Exercise brief - Give the number of lines in the records below that include "unidad", and nothing more.

Material provided -

== == ==

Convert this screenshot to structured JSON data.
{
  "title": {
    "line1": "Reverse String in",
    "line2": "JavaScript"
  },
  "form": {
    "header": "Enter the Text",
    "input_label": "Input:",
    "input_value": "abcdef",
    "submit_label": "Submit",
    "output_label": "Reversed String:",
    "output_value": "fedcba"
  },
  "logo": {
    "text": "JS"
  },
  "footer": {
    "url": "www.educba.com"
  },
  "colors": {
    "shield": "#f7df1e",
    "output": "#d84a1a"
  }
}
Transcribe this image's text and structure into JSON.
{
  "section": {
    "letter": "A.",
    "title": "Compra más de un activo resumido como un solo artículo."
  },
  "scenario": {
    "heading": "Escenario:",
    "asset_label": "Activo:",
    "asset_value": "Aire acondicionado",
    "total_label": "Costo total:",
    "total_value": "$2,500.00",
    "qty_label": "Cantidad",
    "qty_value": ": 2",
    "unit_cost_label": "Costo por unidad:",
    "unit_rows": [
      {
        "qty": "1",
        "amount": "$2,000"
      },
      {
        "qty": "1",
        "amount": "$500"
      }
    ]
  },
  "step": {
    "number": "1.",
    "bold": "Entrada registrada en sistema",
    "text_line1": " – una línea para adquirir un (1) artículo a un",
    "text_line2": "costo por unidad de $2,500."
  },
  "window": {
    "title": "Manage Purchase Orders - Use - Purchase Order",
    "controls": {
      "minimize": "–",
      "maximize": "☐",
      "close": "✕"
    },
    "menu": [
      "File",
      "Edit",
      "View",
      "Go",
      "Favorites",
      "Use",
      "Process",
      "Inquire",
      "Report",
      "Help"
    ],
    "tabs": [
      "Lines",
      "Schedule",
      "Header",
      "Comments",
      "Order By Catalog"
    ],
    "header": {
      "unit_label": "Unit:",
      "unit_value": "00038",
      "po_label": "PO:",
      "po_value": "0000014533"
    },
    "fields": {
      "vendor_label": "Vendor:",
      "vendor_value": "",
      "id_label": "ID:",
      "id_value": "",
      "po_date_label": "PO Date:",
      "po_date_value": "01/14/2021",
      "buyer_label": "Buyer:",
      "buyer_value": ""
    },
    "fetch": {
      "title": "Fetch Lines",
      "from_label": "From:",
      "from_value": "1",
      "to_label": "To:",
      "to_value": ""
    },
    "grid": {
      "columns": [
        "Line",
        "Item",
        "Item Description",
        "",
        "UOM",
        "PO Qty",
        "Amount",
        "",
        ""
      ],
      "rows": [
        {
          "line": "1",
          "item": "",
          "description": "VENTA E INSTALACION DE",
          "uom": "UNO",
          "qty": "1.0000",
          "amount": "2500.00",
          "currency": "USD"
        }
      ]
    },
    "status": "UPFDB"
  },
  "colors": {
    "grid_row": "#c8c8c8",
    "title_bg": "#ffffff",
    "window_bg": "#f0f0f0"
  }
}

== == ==

Solution for this problem - 2